We are a band that loves doing what they do and love making the music we do. That’s all “real”, and I think people realize that it’s not a commercial product but straight from the heart, if you want so. We are a band that speaks to their fans a lot though, and what we were told over and over again was that the two really strong parts defining the ORDEN OGAN sound are the hard, heavy riffs (that is uncommon in power metal) and the catchy sing-along chorusses. We thought about that and tried a different approach in songwriting this time, starting with all the chorusses instead of going from the first riff. I think this is the reason why Ravenhead turned out to be the strongest record so far, concerning the choruses. Nevertheless, there have been times when I was not sure wheather that was the right way or not. Also, it was crystal clear that “The Things we believe in” would be the first single and the video-track, when we recorded To The End (2012), but it was very difficult to pick the single for Ravenhead, because all the songs are quite on the same level. Yes, definitely made me scratch my head at times, but luckily people really seem to dig the record as it is now.
What was it do you think that your band has done differently during the writing and making of Ravenhead that has resulted in such a huge and intense response from fans and new listeners?
I think ORDEN OGAN made a huge step forward with To The End (2012). Crowds and festivals got bigger and bigger, and more and more people got into the ORDEN OGAN sound. So I actually think the foundations for these responses were laid back in 2012. So people were really waiting for the new record. We’re glad that we exceed their expectations.
A Facebook comment on your video ‘F.E.V.E.R’ stated pretty fairly that you’ll be “picking mud out of your instruments for months”. How did your band decide this was the kind of video you wanted to shoot for your new release?
It was an obvious choice. “F.E.V.E.R” tells small parts of the different stories to be found in the songs on Ravenhead.

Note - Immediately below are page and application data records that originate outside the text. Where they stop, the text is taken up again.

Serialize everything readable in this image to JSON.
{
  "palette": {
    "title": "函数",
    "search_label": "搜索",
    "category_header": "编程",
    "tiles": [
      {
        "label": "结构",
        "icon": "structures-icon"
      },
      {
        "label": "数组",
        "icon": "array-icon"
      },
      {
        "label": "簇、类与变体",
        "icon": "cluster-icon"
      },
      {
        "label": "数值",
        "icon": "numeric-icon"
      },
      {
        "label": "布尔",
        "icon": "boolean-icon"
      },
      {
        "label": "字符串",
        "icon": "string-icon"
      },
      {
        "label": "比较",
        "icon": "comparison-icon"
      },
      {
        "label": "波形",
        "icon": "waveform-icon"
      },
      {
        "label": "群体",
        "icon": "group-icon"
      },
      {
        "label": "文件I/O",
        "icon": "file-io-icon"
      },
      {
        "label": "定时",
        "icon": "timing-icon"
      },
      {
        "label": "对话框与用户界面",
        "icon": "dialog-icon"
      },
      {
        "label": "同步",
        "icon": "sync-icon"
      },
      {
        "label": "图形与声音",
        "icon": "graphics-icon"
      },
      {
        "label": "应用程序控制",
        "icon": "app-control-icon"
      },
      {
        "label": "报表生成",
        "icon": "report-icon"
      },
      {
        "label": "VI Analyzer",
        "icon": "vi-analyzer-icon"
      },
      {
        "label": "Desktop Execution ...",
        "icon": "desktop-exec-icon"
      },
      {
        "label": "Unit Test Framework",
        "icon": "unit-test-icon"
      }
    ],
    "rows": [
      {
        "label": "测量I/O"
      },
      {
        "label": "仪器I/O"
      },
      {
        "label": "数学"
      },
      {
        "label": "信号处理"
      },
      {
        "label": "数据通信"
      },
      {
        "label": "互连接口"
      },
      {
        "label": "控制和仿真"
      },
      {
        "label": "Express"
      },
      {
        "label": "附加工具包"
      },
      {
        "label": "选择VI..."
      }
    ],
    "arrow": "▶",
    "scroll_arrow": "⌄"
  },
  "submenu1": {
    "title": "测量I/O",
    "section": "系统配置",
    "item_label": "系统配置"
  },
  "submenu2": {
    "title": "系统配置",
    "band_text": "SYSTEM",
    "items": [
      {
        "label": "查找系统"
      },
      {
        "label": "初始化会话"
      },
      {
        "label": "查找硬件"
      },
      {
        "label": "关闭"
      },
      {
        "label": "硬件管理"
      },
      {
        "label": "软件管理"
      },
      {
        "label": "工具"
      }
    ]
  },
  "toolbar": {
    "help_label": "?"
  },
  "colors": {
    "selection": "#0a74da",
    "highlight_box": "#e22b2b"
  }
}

And yes, we had to clean or stuff for days (laughs). We think that all the different elements have to fit together perfectly. That’s why we focus a lot on a great, hand-painted coverartwork, stage outfit and videoclips that stand out from the rest.
The album’s cover artwork was painted by Andreas Marschall. This has become an Orden Ogan tradition now. What does the artwork on this album tell us about the music inside?
It shows a scene out of the (loose) concept story of the record. ORDEN means “order” in German, OGAN is old-celtic for “fear”, so the band name means the order of fear. You can see the (immortal) monks of the order of ogan on the main cover. On the back cover there is a huge castle-like looking building that lies on a hill or ledge. That is actually an abbey (or monastery). Ravenhead is the name of that abbey, the home of the order of ogan, and refers to the higher location (head) and the ravens in the sky over the abbey.
It’s some sort of a loose concept concerning the same location, where all the storys take place – at the abbey of Ravenhead and the lake in front of it, somewhere at the end of the world. It’s all about telling some small, dark stories, but most of the lyrics also have a second level of meaning.
You also organized the German metal festival WinterNachtsTraum. Tell us about that endeavor. What made you say, “hmm, let’s go ahead and do this”?
Yes, kind of. Back in 2004, when we first launched the WinterNachtsTraum Festival, there was basically not a single venue in Arnsberg (the place the band was originally founded) where metal bands could play shows. And we met a lot of good underground bands even back then from all over europe. So, yes, some day I made the webpage, set a date and booked 24 bands and then said to my collegue “Well, seems I just booked a festival, we need a venue now, haha”….
In reading press releases, these state that you all are the future of power metal. Tell us how this is true.
We didn’t write that ourselves! (laughs) I guess puffing is part of the trade. Though I also have to say I think there is not too much new blood in powermetal in the last years that really made it. The last bands that grew big are Sabaton and Powerwolf, whereas other genres spawn a lot more bands. Also ORDEN OGAN combines the feeling and the atmosphere of (German) traditional power metal bands with modern elements and a modern production.